In many ways David Millar is the perfect fit for Maserati. Both are good looking, lightning quick and move with a classy swagger. Both are also going through a period of reinvention: Millar was a disgraced former pro racer who is now a TV pundit and vociferous anti-doping campaigner; Maserati was a builder of expensive, overwrought and fairly unreliable sports cars which is now… well, the change is truly remarkable.
The Quattroporte (“four door” – everything sounds sexier in Italian) is the closest you can reasonably get to driving a Ferrari with rear seats and a big boot. This latest, all-new model is now more than 5m long and far bigger than the outgoing one. This is part of Maserati’s bid to reposition itself as a luxury limo as opposed to a sports car with some space in the back. The brand is also keen to stress its affordability. For most of us Maserati equals money. But they are possibly cheaper than you might expect. Peter Denton, a keen cyclist himself, is the firm’s North European manager, and he says he wants people to think of Maseratis as “£70k propositions as opposed to £100k propositions”. Production is also planned to swell from 6,000 to 75,000 units a year by the end of 2018. That seems, frankly, incredible, but you’ve got to dream big in this game. And with more affordable, less elitist and cheaper-to-run cars, Maserati may well have a chance.
These claims are all relative, of course – the price is high for all but the seriously rich. But this fifth-gen model is the first Maserati ever to get a diesel engine – a 3-litre twin turbo V6 which will do 45.6 miles to the gallon. I drove the big beast up to Scarborough and back – more than 500 miles in a weekend – and averaged 42.3mpg, the closest real-world figure I think I have ever had. Maybe we should believe everything else Maserati is telling us.

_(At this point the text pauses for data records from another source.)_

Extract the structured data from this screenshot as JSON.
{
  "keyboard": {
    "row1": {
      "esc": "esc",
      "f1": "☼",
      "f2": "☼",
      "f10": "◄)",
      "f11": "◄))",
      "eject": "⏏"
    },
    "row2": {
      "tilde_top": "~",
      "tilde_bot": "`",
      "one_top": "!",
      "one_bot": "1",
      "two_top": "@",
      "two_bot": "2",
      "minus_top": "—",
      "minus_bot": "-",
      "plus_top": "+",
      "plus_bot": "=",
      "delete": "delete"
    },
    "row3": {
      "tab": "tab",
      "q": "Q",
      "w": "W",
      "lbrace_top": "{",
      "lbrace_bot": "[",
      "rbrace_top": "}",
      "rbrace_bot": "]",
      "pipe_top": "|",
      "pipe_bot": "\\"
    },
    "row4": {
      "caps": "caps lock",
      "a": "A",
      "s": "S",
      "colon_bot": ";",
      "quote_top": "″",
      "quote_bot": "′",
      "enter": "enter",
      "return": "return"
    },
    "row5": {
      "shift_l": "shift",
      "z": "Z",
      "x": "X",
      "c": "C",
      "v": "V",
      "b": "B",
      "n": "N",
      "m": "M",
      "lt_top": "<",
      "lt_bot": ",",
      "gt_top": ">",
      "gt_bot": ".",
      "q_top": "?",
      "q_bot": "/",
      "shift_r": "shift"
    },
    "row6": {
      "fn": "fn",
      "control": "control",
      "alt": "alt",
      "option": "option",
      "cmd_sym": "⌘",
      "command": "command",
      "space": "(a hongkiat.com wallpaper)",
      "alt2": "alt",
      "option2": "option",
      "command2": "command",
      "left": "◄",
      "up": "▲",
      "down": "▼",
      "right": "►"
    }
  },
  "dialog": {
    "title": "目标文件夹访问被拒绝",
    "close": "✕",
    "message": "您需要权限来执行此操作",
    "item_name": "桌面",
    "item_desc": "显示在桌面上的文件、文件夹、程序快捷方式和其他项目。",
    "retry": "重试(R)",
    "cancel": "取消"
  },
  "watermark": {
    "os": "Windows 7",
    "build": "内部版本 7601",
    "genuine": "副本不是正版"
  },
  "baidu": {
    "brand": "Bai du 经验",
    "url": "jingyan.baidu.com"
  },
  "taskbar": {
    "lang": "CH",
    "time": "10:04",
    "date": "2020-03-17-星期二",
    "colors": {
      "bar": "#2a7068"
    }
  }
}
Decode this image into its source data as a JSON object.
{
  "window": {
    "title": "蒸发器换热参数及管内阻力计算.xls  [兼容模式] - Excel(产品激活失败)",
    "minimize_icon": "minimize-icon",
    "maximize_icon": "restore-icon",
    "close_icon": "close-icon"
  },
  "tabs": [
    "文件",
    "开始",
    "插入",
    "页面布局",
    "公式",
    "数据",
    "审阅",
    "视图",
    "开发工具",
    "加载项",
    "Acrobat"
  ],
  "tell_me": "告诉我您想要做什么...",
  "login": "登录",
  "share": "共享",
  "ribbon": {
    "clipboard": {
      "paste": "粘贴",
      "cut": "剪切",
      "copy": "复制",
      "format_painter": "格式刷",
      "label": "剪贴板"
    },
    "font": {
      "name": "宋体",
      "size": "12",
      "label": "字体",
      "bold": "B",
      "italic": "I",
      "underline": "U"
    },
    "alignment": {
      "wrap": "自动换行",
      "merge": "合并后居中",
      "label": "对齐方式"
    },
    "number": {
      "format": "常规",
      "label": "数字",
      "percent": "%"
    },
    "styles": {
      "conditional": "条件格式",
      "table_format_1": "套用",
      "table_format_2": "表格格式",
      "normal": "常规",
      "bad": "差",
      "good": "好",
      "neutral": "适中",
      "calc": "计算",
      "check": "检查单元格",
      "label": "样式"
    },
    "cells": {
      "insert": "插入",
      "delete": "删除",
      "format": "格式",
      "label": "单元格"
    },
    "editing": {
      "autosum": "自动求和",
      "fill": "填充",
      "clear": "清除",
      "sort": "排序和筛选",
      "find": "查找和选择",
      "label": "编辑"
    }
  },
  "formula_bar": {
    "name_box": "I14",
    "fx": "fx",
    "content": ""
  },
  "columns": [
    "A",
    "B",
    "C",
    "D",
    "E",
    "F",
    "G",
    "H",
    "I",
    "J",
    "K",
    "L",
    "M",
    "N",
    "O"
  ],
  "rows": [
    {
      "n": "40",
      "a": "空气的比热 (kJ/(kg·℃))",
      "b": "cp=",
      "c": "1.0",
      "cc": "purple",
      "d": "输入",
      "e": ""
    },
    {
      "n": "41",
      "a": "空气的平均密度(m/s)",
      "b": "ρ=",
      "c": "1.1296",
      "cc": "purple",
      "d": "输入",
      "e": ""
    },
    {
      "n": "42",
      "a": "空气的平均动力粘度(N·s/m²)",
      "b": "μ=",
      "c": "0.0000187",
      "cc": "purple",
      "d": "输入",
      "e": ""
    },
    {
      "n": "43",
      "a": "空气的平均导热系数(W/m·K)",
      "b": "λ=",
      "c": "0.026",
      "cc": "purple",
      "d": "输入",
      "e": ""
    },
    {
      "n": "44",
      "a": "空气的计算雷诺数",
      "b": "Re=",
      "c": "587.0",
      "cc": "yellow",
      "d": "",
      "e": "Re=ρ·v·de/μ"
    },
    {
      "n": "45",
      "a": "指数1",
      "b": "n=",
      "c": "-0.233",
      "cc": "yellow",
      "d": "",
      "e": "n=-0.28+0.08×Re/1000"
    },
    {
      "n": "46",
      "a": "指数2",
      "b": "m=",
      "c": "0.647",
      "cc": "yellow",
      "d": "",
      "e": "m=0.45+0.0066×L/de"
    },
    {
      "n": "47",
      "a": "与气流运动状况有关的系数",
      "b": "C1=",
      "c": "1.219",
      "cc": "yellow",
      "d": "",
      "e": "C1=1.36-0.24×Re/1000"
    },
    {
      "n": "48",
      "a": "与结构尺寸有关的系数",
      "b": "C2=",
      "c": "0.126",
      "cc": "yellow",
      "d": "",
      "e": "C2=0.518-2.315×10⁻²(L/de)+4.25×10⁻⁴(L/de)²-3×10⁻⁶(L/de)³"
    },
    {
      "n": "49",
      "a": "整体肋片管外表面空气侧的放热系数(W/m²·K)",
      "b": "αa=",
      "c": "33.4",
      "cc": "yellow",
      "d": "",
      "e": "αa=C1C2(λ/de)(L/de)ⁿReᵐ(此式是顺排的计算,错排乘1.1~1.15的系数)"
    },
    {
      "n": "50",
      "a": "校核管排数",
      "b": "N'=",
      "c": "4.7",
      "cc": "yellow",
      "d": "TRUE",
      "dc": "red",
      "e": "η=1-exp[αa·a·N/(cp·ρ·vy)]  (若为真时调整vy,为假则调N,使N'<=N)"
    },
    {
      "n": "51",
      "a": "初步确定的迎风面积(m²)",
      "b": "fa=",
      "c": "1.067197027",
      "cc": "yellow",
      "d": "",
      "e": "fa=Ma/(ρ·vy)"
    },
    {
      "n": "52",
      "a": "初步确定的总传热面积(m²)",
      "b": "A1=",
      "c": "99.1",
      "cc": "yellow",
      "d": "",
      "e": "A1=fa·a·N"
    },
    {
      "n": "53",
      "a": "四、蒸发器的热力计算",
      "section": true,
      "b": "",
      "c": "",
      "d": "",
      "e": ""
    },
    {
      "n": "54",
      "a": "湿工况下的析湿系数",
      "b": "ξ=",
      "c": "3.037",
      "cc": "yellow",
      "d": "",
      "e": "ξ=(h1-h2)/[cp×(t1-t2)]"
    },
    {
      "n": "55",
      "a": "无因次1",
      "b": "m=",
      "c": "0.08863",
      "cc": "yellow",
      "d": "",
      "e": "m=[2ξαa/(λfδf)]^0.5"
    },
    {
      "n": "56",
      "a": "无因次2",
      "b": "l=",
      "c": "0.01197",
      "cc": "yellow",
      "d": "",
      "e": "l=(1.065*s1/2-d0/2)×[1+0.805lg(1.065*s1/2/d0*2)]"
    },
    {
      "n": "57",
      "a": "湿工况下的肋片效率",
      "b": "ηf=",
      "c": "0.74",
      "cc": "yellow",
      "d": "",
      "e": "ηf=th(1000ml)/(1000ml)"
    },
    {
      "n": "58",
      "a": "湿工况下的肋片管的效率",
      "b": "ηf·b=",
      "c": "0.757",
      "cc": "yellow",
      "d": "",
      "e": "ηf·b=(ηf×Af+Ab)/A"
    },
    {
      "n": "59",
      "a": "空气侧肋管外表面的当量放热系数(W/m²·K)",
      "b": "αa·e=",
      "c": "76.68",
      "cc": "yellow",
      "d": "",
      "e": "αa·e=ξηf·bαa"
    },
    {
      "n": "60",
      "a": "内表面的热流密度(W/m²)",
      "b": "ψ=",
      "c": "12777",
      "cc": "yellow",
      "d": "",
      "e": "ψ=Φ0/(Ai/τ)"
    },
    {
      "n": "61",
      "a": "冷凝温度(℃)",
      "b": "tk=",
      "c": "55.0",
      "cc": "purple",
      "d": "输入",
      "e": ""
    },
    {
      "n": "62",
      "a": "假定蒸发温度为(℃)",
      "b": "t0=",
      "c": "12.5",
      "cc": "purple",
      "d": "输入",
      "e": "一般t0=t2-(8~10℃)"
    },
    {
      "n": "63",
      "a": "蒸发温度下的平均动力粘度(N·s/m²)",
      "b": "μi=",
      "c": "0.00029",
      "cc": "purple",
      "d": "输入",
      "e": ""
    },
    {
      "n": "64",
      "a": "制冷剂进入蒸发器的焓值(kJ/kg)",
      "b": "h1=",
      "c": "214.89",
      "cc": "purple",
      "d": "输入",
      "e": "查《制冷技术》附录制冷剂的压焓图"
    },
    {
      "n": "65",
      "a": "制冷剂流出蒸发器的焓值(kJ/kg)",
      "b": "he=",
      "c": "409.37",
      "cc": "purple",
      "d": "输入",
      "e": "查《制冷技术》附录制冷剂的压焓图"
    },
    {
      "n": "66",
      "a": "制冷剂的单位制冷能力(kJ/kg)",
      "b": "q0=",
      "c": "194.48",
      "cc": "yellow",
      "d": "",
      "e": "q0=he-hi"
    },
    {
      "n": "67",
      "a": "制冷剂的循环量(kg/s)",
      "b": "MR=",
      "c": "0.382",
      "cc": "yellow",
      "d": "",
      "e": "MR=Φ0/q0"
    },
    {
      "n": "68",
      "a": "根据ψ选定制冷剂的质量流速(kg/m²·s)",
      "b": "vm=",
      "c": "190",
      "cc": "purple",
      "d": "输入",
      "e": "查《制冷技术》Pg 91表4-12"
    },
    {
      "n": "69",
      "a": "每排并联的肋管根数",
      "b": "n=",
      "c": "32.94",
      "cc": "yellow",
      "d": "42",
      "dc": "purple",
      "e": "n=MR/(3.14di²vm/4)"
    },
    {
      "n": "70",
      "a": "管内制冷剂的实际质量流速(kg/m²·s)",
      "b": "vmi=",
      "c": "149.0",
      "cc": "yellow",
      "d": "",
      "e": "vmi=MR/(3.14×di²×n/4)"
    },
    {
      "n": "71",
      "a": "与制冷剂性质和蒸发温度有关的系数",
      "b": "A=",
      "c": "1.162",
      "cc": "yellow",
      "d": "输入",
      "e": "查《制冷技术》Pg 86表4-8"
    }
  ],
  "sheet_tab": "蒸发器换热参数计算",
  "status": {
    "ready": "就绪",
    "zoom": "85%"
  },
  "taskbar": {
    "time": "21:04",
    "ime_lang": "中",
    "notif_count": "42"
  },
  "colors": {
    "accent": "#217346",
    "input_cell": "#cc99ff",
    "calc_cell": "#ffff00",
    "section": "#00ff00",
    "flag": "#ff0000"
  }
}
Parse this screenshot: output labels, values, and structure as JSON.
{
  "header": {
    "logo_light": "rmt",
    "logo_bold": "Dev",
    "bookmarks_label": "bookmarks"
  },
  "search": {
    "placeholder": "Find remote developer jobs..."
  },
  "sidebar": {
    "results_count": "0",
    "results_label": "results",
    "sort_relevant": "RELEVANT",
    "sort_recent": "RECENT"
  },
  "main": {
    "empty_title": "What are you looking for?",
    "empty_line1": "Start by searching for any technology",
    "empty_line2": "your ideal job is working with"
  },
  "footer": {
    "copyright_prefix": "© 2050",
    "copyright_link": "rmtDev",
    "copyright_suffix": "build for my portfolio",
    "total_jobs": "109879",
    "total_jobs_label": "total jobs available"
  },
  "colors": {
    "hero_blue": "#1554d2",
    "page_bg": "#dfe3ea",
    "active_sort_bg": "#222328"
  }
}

The car, despite being bigger, is lighter than previously. It feels insanely powerful and exudes an aura of real potency. The gearbox is an 8-speed ZF auto which makes it slick and responsive. And it’s no slouch either – the car has a top speed of 190mph and a 0-62mph of 4.7 seconds. The only problem I can see is who is going to bother riding their bike after driving this?